Mikdad said in Wednesday’s remarks that Syria “highly appreciates” Russia’s military support as well as “advisers” from Iran and Hezbollah. He added that “we cannot let anyone even raise this issue” of the Iranian withdrawal. “Those who ask for something like that — and this is definitely not our Russian friends — are considering the possibility of intervention in all parts of Syria, including the support of terrorists in Syria and elsewhere in the region,” Mikdad said.
At a meeting with Assad, who visited Sochi last week, Russian President Vladimir Putin noted that a political settlement in Syria should encourage foreign countries to withdraw their troops.

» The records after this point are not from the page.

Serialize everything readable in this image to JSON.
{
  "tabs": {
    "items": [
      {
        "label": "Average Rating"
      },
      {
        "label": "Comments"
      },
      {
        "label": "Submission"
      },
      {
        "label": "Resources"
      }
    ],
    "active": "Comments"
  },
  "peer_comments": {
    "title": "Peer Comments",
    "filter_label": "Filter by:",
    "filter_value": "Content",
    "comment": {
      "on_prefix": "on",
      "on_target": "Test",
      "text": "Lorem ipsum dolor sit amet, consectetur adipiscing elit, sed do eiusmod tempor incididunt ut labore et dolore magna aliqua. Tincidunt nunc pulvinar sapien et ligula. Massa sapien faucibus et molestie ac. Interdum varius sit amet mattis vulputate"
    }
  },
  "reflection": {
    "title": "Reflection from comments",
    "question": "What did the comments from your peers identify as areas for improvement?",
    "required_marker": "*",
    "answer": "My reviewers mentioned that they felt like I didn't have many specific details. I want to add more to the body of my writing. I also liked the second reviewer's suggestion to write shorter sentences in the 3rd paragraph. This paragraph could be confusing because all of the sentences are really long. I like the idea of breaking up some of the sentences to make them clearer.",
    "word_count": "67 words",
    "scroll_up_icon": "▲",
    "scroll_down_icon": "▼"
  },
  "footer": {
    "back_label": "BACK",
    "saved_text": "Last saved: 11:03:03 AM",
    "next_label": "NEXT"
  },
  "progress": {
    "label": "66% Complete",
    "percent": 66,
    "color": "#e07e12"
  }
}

Putin’s envoy for Syria, Alexander Lavrentyev, later commented that the Russian leader’s statement was aimed at the US and Turkey, along with Iran and Hezbollah. It marked a rare instance in which Moscow suggested Iran should not maintain a permanent military presence in the country. Russia has argued that its troops have deployed at the Syrian government’s invitation, while the military presence of the US and others has been illegal.
Lavrentyev’s statement appeared to reflect a difficult balancing act for the Kremlin, which hopes to maintain good ties with both Iran and Israel.
Israel has warned it will not accept a permanent Iranian military presence in Syria, and Israel struck a number of Iranian targets there earlier this month after what it said was a cross-border Iranian missile attack.
During the talks with Assad, Putin also encouraged him to send representatives to a commission in Geneva that would work out proposals for Syria’s new constitution as part of a peace process.
Mikdad said, however, that Damascus is not ready yet to nominate its candidates to the body.
“It is too early to speak about (candidates), but there are many people who are able to represent Syria and the Syrian government in these talks,” he said.
In Moscow, Col. Gen. Sergei Rudskoy of the Russian military’s General Staff, pointed at the Syrian troops’ recent gains, saying Wednesday that “all the necessary conditions have been created for the revival of Syria as a single, unified state.”
He noted the government’s capture of the last remaining opposition enclave in southern Damascus from Daesh militants, which brought the entire capital and its far-flung suburbs under full government control for the first time since the civil war began in 2011.
The general also said Russia, Iran and Turkey set up nearly 30 checkpoints to monitor the de-escalation zone in the northern province of Idlib as part of a deal the three countries brokered.